The housing for the amp was made from scrap pieces of redwood that had been salvaged from a demolished redwood deck. The complete enclosure is redwood and plexiglass. The plexiglass is also of the salvaged variety.

The end result is lots of noise for little cost. Actually no cost except for the time to build the thing.

You might well wonder ‘why do this’. Okay, you can buy new amplified computer speakers for under
ten dollars but then they are ten dollar amplified computer speakers. They don’t have the characteristic sound of a tube amp.

What characteristic sound? The sound of rock and roll.

All this started when tubes were cheap and amps were popular. Folk were not too concerned about how linear the sound was. Or how well a full spectrum of sound frequencies were replicated. All they wanted was something to make noise. Meanwhile, tube amp designers were not all that concerned about building expensive stuff with super good specifications. Why bother when it cost much less to build something that just made a lot of noise. Besides this is what was selling. No future in building stuff no one would buy. It was much easier to sell a cheap tube amp than a more expensive carefully engineered amp. The rock and roll crowd picked up on the cheap amps and used them. Their cheap and distorted audio gave the music a distinct flavor and rock and roll was born.

Now days real rockers can appreciate the sounds of that distinctive distortion that you can only find in music coming from a poorly designed tube amp.

So here you have it, a poorly designed tube amp for the rock and rollers.

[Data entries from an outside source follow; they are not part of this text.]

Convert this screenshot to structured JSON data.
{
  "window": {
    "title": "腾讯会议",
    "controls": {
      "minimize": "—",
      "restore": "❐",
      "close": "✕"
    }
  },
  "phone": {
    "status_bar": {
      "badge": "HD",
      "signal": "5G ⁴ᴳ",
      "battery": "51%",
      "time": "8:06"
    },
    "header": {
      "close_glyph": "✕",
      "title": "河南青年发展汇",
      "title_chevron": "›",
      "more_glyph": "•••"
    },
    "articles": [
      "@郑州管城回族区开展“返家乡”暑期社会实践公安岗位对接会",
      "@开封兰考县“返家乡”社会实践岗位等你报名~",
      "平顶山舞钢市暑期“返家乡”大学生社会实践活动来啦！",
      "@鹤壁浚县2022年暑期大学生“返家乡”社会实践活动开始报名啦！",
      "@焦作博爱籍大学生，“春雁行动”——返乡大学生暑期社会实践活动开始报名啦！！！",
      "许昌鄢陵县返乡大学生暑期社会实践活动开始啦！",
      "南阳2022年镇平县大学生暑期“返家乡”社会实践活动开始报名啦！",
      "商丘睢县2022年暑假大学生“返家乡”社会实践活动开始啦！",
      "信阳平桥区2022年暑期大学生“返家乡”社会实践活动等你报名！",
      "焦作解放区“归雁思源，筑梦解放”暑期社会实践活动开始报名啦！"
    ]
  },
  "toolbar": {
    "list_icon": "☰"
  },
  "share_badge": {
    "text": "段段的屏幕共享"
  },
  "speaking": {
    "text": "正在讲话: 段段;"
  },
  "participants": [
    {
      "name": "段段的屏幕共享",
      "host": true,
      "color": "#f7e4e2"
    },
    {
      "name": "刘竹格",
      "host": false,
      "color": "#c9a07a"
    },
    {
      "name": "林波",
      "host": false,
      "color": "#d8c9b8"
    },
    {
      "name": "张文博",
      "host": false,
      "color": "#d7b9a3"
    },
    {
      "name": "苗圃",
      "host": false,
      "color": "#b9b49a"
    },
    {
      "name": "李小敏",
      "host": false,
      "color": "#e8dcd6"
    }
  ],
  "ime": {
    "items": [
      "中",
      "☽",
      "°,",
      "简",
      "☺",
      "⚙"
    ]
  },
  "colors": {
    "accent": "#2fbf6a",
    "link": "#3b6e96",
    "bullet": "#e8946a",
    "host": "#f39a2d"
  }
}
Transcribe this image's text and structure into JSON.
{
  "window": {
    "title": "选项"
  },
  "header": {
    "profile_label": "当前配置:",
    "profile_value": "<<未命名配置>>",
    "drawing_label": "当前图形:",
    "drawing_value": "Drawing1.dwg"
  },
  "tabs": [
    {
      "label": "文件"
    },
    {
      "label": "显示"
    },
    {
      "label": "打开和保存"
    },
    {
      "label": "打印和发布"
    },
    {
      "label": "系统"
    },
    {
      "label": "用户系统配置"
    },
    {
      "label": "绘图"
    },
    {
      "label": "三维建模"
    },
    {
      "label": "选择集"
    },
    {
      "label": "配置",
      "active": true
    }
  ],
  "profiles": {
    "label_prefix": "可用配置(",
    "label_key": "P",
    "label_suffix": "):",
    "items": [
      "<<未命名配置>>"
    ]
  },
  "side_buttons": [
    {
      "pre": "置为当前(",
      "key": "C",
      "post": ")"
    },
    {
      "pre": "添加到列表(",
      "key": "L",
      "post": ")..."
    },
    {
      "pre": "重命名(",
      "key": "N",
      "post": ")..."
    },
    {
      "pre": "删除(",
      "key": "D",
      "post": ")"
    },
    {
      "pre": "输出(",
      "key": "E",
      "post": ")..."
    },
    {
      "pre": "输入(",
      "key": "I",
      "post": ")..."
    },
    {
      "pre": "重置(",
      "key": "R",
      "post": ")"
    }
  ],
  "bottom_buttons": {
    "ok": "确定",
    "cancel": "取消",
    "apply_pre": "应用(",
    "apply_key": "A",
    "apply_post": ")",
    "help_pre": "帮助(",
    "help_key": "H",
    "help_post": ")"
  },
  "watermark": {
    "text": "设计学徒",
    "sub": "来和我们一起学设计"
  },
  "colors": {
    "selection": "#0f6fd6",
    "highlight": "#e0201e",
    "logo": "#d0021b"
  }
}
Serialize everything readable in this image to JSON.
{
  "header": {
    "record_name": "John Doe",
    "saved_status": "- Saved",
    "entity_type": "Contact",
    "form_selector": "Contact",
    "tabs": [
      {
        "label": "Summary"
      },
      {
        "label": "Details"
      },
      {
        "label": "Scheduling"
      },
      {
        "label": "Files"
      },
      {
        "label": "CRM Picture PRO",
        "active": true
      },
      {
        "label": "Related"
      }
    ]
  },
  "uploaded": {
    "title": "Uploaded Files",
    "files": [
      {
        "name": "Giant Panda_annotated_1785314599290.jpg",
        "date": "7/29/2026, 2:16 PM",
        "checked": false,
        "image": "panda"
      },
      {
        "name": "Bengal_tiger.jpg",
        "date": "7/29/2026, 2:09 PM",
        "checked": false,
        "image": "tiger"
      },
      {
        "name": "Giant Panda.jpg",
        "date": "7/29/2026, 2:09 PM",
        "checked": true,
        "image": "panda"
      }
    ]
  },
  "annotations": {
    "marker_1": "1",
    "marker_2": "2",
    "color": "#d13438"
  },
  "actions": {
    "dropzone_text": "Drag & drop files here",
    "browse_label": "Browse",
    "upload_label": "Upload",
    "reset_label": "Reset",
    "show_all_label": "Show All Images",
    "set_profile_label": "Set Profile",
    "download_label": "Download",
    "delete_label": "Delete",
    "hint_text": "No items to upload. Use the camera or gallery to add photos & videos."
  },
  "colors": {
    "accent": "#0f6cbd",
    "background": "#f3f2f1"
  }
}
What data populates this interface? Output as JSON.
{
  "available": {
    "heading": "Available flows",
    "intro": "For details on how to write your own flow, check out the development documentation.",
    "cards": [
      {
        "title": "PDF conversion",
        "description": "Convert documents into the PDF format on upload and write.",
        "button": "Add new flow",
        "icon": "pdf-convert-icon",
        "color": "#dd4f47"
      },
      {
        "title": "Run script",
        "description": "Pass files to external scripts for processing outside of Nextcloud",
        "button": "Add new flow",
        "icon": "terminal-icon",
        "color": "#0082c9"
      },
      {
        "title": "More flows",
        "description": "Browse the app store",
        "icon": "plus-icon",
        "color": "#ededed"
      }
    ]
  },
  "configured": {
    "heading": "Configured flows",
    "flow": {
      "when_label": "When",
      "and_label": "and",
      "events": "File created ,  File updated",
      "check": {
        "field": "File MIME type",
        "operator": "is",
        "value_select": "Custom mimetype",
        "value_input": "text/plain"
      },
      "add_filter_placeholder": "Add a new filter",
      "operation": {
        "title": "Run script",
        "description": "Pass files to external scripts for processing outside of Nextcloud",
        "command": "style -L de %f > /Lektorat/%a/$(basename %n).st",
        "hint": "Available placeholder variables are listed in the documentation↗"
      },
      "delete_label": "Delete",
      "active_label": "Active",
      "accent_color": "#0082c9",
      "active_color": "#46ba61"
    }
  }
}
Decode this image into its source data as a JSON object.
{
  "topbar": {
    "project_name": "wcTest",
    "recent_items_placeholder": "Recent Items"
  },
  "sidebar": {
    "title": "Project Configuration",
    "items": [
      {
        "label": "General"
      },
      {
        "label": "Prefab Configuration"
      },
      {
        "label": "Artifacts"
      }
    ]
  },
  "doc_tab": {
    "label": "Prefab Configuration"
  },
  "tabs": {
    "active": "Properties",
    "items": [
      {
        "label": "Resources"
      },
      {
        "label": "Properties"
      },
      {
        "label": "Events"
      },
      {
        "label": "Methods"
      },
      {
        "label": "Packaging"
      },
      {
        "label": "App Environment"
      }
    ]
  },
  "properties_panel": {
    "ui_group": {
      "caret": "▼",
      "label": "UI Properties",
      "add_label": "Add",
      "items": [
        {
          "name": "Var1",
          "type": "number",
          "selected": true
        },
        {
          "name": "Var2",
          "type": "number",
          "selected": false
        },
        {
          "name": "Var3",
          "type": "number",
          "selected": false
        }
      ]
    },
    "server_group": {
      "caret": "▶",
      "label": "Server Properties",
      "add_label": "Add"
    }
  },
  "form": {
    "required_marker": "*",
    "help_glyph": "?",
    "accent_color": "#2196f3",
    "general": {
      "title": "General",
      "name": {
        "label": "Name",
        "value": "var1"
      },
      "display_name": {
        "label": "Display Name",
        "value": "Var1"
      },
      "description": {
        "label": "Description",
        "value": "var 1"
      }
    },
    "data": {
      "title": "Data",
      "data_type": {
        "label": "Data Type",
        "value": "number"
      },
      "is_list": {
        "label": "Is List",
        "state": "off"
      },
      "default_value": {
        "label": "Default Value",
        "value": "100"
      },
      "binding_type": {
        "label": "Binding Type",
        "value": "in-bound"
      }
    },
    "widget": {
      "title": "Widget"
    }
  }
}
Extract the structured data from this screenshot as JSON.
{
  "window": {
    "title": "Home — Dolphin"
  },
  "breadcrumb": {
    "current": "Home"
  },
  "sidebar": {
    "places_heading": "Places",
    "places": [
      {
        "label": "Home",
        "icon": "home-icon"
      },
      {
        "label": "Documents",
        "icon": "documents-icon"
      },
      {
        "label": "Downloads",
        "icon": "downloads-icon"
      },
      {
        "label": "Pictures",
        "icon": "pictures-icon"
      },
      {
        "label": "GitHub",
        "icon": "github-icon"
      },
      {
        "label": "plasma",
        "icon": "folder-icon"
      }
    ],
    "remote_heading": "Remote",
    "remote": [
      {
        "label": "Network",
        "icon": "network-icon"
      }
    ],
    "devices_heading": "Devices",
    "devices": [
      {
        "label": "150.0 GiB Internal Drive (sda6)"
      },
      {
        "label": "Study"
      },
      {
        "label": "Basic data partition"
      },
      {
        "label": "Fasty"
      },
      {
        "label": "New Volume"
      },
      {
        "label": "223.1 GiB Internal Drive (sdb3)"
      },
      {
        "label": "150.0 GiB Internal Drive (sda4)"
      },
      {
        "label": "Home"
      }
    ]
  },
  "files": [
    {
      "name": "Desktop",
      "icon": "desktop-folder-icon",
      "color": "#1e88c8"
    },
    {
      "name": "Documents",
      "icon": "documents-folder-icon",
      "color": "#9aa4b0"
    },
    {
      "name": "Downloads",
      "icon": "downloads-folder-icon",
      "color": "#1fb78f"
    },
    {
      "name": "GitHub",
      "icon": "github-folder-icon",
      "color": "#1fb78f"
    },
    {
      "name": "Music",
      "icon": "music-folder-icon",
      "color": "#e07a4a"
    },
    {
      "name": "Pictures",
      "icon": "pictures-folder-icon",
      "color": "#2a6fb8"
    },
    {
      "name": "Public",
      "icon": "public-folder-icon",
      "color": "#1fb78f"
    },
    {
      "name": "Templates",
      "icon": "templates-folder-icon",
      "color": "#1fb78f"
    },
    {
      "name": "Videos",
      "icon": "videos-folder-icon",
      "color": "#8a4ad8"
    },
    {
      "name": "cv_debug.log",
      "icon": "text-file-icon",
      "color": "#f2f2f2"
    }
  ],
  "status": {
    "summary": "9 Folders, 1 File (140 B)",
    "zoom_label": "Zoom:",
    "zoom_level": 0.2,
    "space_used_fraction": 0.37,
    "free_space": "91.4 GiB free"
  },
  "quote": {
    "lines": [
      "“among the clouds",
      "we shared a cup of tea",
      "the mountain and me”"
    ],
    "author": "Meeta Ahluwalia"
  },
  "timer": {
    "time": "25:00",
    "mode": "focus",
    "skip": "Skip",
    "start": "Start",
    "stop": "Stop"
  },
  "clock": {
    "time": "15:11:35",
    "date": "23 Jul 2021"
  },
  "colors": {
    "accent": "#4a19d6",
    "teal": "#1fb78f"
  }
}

You don’t have to dream about it. You can actually re-live the past. At least listen to the music of the past on real tube equipment.

When you can do it for no cost, why not?